In the past, ITP was treated with platelet transfusions and, in some cases, removal of the spleen, which can help increase platelet levels in the blood. More recently, therapies using steroids and intravenous immune globulin (IVIg) have shown promising results. But for some patients, none of these remedies are effective.
Heyu and his colleagues probed deeper into the underlying causes of ITP. One key insight was that the destruction of platelets by certain antibodies seemed to be occurring in the liver; this has prompted further investigation by the team and others in the field. Perhaps even more significant was the discovery that many ITP patients respond well to the antiviral drug oseltamivir (better known by the brand name Tamiflu), which is used to treat and prevent influenza but also appears to inhibit a harmful immune response in ITP patients’ livers.

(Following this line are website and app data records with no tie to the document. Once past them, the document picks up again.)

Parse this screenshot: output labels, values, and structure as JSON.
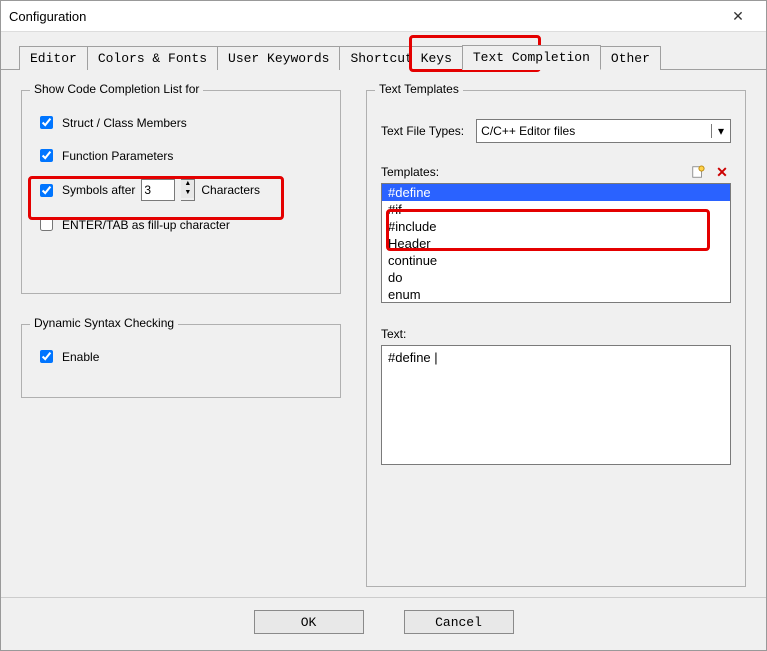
{
  "window": {
    "title": "Configuration"
  },
  "tabs": [
    "Editor",
    "Colors & Fonts",
    "User Keywords",
    "Shortcut Keys",
    "Text Completion",
    "Other"
  ],
  "activeTab": "Text Completion",
  "codeCompletion": {
    "title": "Show Code Completion List for",
    "struct": "Struct / Class Members",
    "func": "Function Parameters",
    "symbols_before": "Symbols after",
    "symbols_count": "3",
    "symbols_after": "Characters",
    "enter_tab": "ENTER/TAB as fill-up character"
  },
  "syntax": {
    "title": "Dynamic Syntax Checking",
    "enable": "Enable"
  },
  "templates": {
    "title": "Text Templates",
    "filetype_label": "Text File Types:",
    "filetype_value": "C/C++ Editor files",
    "templates_label": "Templates:",
    "items": [
      "#define",
      "#if",
      "#include",
      "Header",
      "continue",
      "do",
      "enum"
    ],
    "selected": "#define",
    "text_label": "Text:",
    "text_value": "#define |"
  },
  "buttons": {
    "ok": "OK",
    "cancel": "Cancel"
  }
}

The news that such a commonly prescribed drug could be used to treat ITP has been welcomed by health systems seeking therapies that are both effective and cost-efficient. And as Heyu points out, it promises to reduce some of the growing demand for IVIg and the resulting strain on plasma supplies: “If IVIg is not effective in treating a disorder, why use this limited resource? We should save it for other therapies.”
Immune disorders in pregnant women
Another major project in Heyu’s lab focuses on fetal and neonatal alloimmune thrombocytopenia (FNAIT), in which a pregnant mother’s antibodies attack the platelets of her unborn or newborn child. “This can cause severe bleeding in the baby’s brain and even lead to miscarriage,” he says. “We’re exploring both the ‘why’ of this rare disorder and the ‘how’ of potential treatment.”
Although IVIg-based therapies seem to be helpful for some, Heyu and his team want concrete evidence that the treatments work, as they search for alternatives that may be even better. “Much of our research looks at patients’ differing sensitivities to IVIg and tries to find alternative treatments, such as blocking a mother’s antibodies from crossing the placenta,” he says. “We want to create better outcomes for people with platelet disorders while also ensuring the best use of resources in a health system that’s under pressure.”
Sharing insights and inspiring others
Like all researchers working within the Centre for Innovation at Canadian Blood Services, Heyu is committed to knowledge mobilization. In the past year alone, he and his team published 11 peer-reviewed papers and two book chapters. Their work has also received international media attention, helping a wider audience appreciate how lab-based research translates into therapies that improve and save lives. And he travels the world, sharing his insights with peers and learning from the related work they’re doing.
Above all, Heyu embraces every opportunity to educate and inspire younger researchers. A professor at the University of Toronto, he has supervised more than 120 undergraduate, graduate and postgraduate students to date. “I’ve trained many excellent students who are using their skills to advance medical science and patient care. This is another contribution I can make — preparing the next generation of researchers.”